Videos of the packages

(Mark photobombs, of course)
(and by "don't want to kill anyone," I meant my worker bees
both of the corks in the queen cages were crooked, I'm surprised my queens did not escape!!

Getting ready to install the bee packages today

So I have readied the hives - it is Saturday April 11, 2015 and fortunately, a warm sunny day.
The sugar syrup (1:1) is mixed and in my feeder bottles as well as my spray bottle.
Here are photos and videos of the preparations!

My assembled hive with feeder box on top of 2 top bar boxes:

The inside of the feeder box - the inverter syrup jars go in those holes:
 A comb from the top box:
 The other side of the same comb - the capped cells on the upper left are honey comb:
These videos explain my hive boxes:

These two videos show how the bottom board is all chewed up:

Monday, January 5, 2015

The honey harvest!!

So this is the first bottle this morning, and the rest is still filtering, will likely get 5 pounds (or 80 ounces of honey). This bottle is 48 oz/3#!!

Even if the bees didn't make it, at least we have a lot of honey!

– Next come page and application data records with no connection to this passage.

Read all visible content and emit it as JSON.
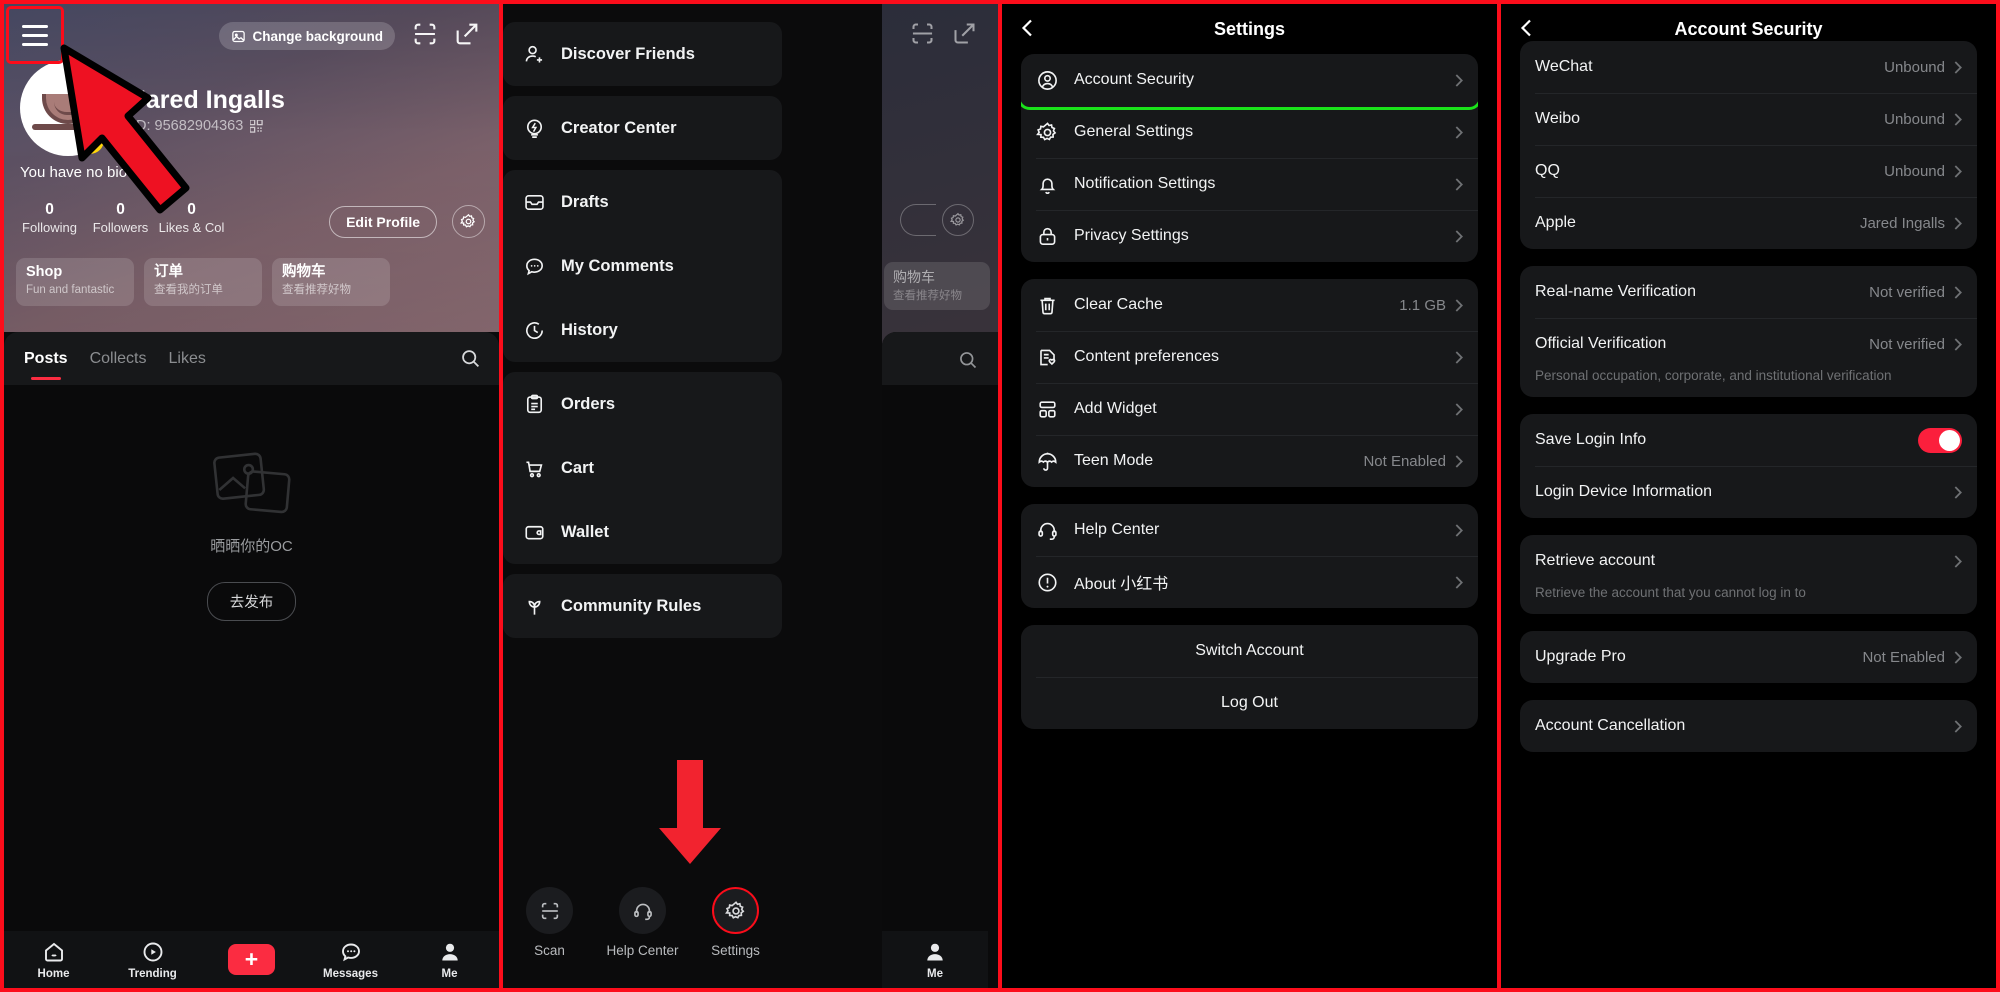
{
  "panel1": {
    "name": "profile-screen",
    "hamburger_icon": "hamburger-menu-icon",
    "change_background": "Change background",
    "scan_icon": "scan-icon",
    "share_icon": "share-external-icon",
    "user_name": "Jared Ingalls",
    "user_id_label": "ID: 95682904363",
    "qr_icon": "qr-code-icon",
    "bio": "You have no bio yet",
    "stats": [
      {
        "value": "0",
        "label": "Following"
      },
      {
        "value": "0",
        "label": "Followers"
      },
      {
        "value": "0",
        "label": "Likes & Col"
      }
    ],
    "edit_profile": "Edit Profile",
    "gear_icon": "gear-icon",
    "cards": [
      {
        "title": "Shop",
        "subtitle": "Fun and fantastic"
      },
      {
        "title": "订单",
        "subtitle": "查看我的订单"
      },
      {
        "title": "购物车",
        "subtitle": "查看推荐好物"
      }
    ],
    "tabs": [
      {
        "label": "Posts",
        "active": true
      },
      {
        "label": "Collects",
        "active": false
      },
      {
        "label": "Likes",
        "active": false
      }
    ],
    "search_icon": "search-icon",
    "empty_caption": "晒晒你的OC",
    "empty_button": "去发布",
    "tabbar": [
      {
        "label": "Home",
        "icon": "home-icon"
      },
      {
        "label": "Trending",
        "icon": "play-circle-icon"
      },
      {
        "label": "",
        "icon": "plus-icon"
      },
      {
        "label": "Messages",
        "icon": "chat-bubble-icon"
      },
      {
        "label": "Me",
        "icon": "person-icon"
      }
    ]
  },
  "panel2": {
    "name": "side-drawer-screen",
    "groups": [
      {
        "items": [
          {
            "label": "Discover Friends",
            "icon": "person-add-icon"
          }
        ]
      },
      {
        "items": [
          {
            "label": "Creator Center",
            "icon": "lightbulb-icon"
          }
        ]
      },
      {
        "items": [
          {
            "label": "Drafts",
            "icon": "inbox-icon"
          },
          {
            "label": "My Comments",
            "icon": "comment-icon"
          },
          {
            "label": "History",
            "icon": "clock-icon"
          }
        ]
      },
      {
        "items": [
          {
            "label": "Orders",
            "icon": "clipboard-icon"
          },
          {
            "label": "Cart",
            "icon": "cart-icon"
          },
          {
            "label": "Wallet",
            "icon": "wallet-icon"
          }
        ]
      },
      {
        "items": [
          {
            "label": "Community Rules",
            "icon": "sprout-icon"
          }
        ]
      }
    ],
    "bottom": [
      {
        "label": "Scan",
        "icon": "scan-icon",
        "selected": false
      },
      {
        "label": "Help Center",
        "icon": "headset-icon",
        "selected": false
      },
      {
        "label": "Settings",
        "icon": "gear-icon",
        "selected": true
      }
    ],
    "underlay_me_label": "Me"
  },
  "panel3": {
    "name": "settings-screen",
    "title": "Settings",
    "back_icon": "chevron-left-icon",
    "groups": [
      {
        "items": [
          {
            "label": "Account Security",
            "icon": "user-circle-icon",
            "value": "",
            "highlight": true
          },
          {
            "label": "General Settings",
            "icon": "gear-icon",
            "value": ""
          },
          {
            "label": "Notification Settings",
            "icon": "bell-icon",
            "value": ""
          },
          {
            "label": "Privacy Settings",
            "icon": "lock-icon",
            "value": ""
          }
        ]
      },
      {
        "items": [
          {
            "label": "Clear Cache",
            "icon": "trash-icon",
            "value": "1.1 GB"
          },
          {
            "label": "Content preferences",
            "icon": "document-heart-icon",
            "value": ""
          },
          {
            "label": "Add Widget",
            "icon": "widget-icon",
            "value": ""
          },
          {
            "label": "Teen Mode",
            "icon": "umbrella-icon",
            "value": "Not Enabled"
          }
        ]
      },
      {
        "items": [
          {
            "label": "Help Center",
            "icon": "headset-icon",
            "value": ""
          },
          {
            "label": "About 小红书",
            "icon": "info-circle-icon",
            "value": ""
          }
        ]
      }
    ],
    "actions": [
      {
        "label": "Switch Account"
      },
      {
        "label": "Log Out"
      }
    ]
  },
  "panel4": {
    "name": "account-security-screen",
    "title": "Account Security",
    "back_icon": "chevron-left-icon",
    "groups": [
      {
        "items": [
          {
            "label": "WeChat",
            "value": "Unbound"
          },
          {
            "label": "Weibo",
            "value": "Unbound"
          },
          {
            "label": "QQ",
            "value": "Unbound"
          },
          {
            "label": "Apple",
            "value": "Jared Ingalls"
          }
        ]
      },
      {
        "items": [
          {
            "label": "Real-name Verification",
            "value": "Not verified"
          },
          {
            "label": "Official Verification",
            "value": "Not verified",
            "sub": "Personal occupation, corporate, and institutional verification"
          }
        ]
      },
      {
        "items": [
          {
            "label": "Save Login Info",
            "toggle": true,
            "toggle_on": true
          },
          {
            "label": "Login Device Information",
            "value": ""
          }
        ]
      },
      {
        "items": [
          {
            "label": "Retrieve account",
            "value": "",
            "sub": "Retrieve the account that you cannot log in to"
          }
        ]
      },
      {
        "items": [
          {
            "label": "Upgrade Pro",
            "value": "Not Enabled"
          }
        ]
      },
      {
        "items": [
          {
            "label": "Account Cancellation",
            "value": "",
            "highlight": true
          }
        ]
      }
    ]
  },
  "colors": {
    "brand_red": "#fb2c41",
    "frame_red": "#fc0d1b",
    "highlight_green": "#1ae21a",
    "card_bg": "#17181a",
    "page_bg": "#0b0b0c"
  }
}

I emailed Marla Spivak and she was kind enough to promptly answer me. Via questions and answers, she feels the chance of mite infection is low and more likely, I just didn't have strong enough colonies going into the cold snap of November.

It is a learning process. Next year, I will get a tar paper wrap on, in addition to my straw bales.